» Records provided
▬▬▬▬▬▬▬▬▬▬

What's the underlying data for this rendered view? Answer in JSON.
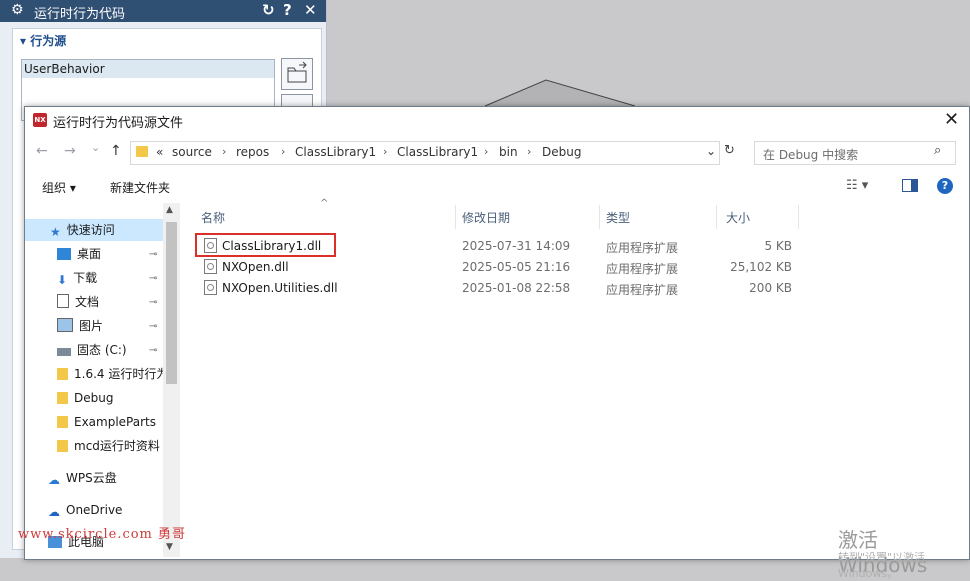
{
  "nx_panel": {
    "title": "运行时行为代码",
    "reset_glyph": "↻",
    "help_glyph": "?",
    "close_glyph": "✕",
    "group_title": "行为源",
    "list_item": "UserBehavior"
  },
  "dialog": {
    "title": "运行时行为代码源文件",
    "app_icon_text": "NX",
    "close_glyph": "✕",
    "nav": {
      "back": "←",
      "forward": "→",
      "recent": "⌄",
      "up": "↑"
    },
    "address": {
      "overflow": "«",
      "crumbs": [
        "source",
        "repos",
        "ClassLibrary1",
        "ClassLibrary1",
        "bin",
        "Debug"
      ],
      "separator": "›",
      "dropdown": "⌄",
      "refresh": "↻"
    },
    "search_placeholder": "在 Debug 中搜索",
    "search_glyph": "⌕",
    "toolbar": {
      "organize": "组织 ▾",
      "new_folder": "新建文件夹",
      "view": "☷ ▾",
      "help": "?"
    },
    "nav_pane": [
      {
        "label": "快速访问",
        "icon": "star-icon"
      },
      {
        "label": "桌面",
        "icon": "desktop-icon",
        "pinned": true
      },
      {
        "label": "下载",
        "icon": "download-icon",
        "pinned": true
      },
      {
        "label": "文档",
        "icon": "document-icon",
        "pinned": true
      },
      {
        "label": "图片",
        "icon": "picture-icon",
        "pinned": true
      },
      {
        "label": "固态 (C:)",
        "icon": "drive-icon",
        "pinned": true
      },
      {
        "label": "1.6.4 运行时行为",
        "icon": "folder-icon"
      },
      {
        "label": "Debug",
        "icon": "folder-icon"
      },
      {
        "label": "ExampleParts",
        "icon": "folder-icon"
      },
      {
        "label": "mcd运行时资料",
        "icon": "folder-icon"
      },
      {
        "label": "WPS云盘",
        "icon": "cloud-icon"
      },
      {
        "label": "OneDrive",
        "icon": "onedrive-icon"
      },
      {
        "label": "此电脑",
        "icon": "computer-icon"
      }
    ],
    "pin_glyph": "📌",
    "columns": {
      "name": "名称",
      "modified": "修改日期",
      "type": "类型",
      "size": "大小"
    },
    "sort_glyph": "^",
    "files": [
      {
        "name": "ClassLibrary1.dll",
        "modified": "2025-07-31 14:09",
        "type": "应用程序扩展",
        "size": "5 KB"
      },
      {
        "name": "NXOpen.dll",
        "modified": "2025-05-05 21:16",
        "type": "应用程序扩展",
        "size": "25,102 KB"
      },
      {
        "name": "NXOpen.Utilities.dll",
        "modified": "2025-01-08 22:58",
        "type": "应用程序扩展",
        "size": "200 KB"
      }
    ]
  },
  "overlay": {
    "watermark": "www.skcircle.com 勇哥",
    "activate": "激活 Windows",
    "activate_sub": "转到\"设置\"以激活 Windows。"
  },
  "colors": {
    "nx_titlebar": "#2f4f73",
    "highlight": "#d9302c",
    "accent": "#1f66c1"
  }
}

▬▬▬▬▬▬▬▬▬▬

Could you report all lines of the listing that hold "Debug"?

» Task solution
        "Debug"
    "search_placeholder": "在 Debug 中搜索",
        "label": "Debug",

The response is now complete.